Start of RECORDED INFORMATION

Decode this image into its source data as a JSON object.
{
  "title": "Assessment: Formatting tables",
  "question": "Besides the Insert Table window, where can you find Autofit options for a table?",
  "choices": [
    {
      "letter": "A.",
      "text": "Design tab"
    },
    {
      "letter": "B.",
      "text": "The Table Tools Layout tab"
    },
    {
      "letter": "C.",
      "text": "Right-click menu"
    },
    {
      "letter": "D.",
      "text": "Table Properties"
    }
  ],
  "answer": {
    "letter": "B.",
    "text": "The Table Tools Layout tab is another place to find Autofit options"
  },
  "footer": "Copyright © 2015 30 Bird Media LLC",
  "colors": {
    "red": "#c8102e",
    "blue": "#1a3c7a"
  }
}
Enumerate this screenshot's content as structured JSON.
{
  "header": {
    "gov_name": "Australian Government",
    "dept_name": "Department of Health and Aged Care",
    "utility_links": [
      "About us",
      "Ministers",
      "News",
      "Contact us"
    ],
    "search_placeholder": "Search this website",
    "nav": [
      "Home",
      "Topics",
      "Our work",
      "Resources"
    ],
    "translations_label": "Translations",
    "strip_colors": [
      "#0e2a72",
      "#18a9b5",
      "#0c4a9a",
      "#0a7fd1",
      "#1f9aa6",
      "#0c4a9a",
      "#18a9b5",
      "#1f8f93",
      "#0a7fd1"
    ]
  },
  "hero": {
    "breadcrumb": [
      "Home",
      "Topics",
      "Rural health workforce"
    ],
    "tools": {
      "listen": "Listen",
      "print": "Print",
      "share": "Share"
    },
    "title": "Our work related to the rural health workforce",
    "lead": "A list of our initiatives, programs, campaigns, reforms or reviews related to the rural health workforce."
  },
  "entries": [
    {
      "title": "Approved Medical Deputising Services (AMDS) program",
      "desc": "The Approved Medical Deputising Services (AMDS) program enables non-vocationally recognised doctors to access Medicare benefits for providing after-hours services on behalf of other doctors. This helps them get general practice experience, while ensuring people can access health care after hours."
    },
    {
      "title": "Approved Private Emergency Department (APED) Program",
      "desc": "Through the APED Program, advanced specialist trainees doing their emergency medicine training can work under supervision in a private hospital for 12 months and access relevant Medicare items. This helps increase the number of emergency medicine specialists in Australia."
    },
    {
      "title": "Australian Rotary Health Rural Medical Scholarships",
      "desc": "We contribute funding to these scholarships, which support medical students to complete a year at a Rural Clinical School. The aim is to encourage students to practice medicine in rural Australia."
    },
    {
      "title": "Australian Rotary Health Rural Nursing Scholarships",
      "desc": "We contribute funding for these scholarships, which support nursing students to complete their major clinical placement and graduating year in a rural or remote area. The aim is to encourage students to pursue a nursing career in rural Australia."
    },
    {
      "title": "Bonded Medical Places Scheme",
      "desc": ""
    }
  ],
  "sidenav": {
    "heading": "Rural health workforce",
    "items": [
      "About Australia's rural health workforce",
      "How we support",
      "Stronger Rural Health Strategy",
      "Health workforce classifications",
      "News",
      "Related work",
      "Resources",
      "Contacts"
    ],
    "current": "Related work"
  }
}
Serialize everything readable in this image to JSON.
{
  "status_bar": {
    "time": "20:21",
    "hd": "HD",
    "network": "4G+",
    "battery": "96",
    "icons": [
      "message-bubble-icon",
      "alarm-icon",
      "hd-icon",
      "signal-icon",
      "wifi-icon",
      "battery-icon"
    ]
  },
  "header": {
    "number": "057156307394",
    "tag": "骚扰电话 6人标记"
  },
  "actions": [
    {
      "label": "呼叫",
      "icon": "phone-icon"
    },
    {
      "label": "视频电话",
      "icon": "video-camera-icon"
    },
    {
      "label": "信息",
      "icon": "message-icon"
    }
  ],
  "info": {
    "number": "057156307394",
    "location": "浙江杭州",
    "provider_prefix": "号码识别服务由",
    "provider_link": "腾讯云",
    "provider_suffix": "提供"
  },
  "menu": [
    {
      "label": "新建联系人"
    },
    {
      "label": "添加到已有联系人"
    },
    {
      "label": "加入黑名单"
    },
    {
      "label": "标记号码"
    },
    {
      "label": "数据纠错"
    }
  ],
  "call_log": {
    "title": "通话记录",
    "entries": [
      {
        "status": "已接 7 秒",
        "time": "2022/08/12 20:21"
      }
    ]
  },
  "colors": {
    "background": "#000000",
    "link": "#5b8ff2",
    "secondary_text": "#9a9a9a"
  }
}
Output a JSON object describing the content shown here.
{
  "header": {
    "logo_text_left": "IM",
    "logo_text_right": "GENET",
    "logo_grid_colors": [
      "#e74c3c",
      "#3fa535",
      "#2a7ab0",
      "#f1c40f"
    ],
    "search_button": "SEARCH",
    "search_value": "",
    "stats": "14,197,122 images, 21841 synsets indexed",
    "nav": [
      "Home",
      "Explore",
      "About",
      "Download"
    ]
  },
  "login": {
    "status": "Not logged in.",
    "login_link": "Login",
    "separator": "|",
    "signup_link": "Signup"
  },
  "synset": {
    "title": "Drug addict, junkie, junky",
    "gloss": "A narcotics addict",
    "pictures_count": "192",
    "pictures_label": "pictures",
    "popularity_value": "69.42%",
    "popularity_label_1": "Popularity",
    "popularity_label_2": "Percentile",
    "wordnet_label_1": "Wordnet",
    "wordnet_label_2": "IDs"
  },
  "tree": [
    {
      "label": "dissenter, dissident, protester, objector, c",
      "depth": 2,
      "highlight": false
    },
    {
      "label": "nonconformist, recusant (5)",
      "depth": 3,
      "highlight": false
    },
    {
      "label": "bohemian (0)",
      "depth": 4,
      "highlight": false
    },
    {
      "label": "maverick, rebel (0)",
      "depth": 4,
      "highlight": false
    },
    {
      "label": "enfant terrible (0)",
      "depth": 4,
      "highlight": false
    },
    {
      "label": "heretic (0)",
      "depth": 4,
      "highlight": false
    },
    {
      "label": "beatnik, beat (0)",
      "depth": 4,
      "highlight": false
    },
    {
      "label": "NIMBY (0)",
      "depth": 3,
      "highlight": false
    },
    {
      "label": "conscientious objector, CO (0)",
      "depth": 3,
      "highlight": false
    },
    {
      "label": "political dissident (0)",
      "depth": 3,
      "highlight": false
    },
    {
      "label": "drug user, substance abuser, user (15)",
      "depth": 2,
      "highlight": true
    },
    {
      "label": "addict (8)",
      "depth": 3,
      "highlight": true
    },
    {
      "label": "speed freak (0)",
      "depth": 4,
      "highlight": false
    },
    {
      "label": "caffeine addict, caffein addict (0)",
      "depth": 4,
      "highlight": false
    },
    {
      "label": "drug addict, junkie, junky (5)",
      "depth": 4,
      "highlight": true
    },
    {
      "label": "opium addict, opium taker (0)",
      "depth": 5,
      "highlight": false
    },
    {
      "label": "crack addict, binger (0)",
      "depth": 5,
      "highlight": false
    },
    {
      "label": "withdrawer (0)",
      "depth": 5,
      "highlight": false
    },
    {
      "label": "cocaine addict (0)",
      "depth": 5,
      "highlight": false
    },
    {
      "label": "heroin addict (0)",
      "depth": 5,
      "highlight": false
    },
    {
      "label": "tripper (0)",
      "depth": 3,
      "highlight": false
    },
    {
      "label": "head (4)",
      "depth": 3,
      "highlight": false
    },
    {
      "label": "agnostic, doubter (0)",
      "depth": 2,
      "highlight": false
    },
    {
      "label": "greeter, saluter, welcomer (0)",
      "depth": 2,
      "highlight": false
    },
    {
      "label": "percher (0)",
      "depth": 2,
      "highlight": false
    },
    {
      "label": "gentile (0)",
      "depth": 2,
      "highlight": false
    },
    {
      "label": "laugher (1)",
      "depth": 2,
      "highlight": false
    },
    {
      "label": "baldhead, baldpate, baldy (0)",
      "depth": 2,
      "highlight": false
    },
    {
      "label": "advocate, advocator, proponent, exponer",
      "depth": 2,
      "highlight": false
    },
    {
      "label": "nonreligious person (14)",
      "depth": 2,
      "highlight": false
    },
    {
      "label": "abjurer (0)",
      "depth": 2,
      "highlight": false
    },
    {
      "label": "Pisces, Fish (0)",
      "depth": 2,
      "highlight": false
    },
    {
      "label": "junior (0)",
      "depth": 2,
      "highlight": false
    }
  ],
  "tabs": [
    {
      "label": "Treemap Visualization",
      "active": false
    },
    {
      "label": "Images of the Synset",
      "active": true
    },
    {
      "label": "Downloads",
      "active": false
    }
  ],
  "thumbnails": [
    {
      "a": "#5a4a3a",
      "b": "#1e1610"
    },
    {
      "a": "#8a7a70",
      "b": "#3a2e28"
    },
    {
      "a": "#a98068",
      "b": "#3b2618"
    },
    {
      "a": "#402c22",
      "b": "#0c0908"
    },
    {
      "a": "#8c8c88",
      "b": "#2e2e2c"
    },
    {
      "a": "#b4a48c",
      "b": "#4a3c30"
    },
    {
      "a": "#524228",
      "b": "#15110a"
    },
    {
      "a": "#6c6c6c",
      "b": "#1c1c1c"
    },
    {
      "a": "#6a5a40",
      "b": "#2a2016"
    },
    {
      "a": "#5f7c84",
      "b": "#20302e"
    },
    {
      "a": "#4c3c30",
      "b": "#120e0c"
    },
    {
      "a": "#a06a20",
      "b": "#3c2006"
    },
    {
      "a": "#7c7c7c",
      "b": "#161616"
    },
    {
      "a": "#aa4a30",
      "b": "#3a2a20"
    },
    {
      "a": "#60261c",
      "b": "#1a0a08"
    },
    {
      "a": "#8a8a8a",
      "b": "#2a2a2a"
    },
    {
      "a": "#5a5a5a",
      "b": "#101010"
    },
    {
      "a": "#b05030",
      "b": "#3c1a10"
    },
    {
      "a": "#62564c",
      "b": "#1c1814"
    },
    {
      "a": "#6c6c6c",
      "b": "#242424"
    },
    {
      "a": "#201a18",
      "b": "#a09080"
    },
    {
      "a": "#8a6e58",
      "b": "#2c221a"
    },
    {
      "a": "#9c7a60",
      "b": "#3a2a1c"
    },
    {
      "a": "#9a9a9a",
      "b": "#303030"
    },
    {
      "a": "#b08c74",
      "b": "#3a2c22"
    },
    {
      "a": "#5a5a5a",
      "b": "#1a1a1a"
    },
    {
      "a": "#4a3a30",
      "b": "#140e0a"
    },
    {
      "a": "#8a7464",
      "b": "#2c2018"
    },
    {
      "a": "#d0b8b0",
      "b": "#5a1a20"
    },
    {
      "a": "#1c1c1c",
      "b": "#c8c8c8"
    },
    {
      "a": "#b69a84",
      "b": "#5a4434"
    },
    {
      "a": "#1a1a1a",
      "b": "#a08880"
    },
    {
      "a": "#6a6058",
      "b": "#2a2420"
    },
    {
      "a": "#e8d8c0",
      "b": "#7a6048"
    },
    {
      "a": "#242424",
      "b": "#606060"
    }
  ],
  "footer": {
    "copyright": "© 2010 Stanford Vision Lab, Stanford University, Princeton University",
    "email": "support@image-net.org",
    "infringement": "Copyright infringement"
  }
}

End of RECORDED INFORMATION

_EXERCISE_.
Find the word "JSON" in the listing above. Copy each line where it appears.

_TASK RESULT_.
Decode this image into its source data as a JSON object.
Enumerate this screenshot's content as structured JSON.
Serialize everything readable in this image to JSON.
Output a JSON object describing the content shown here.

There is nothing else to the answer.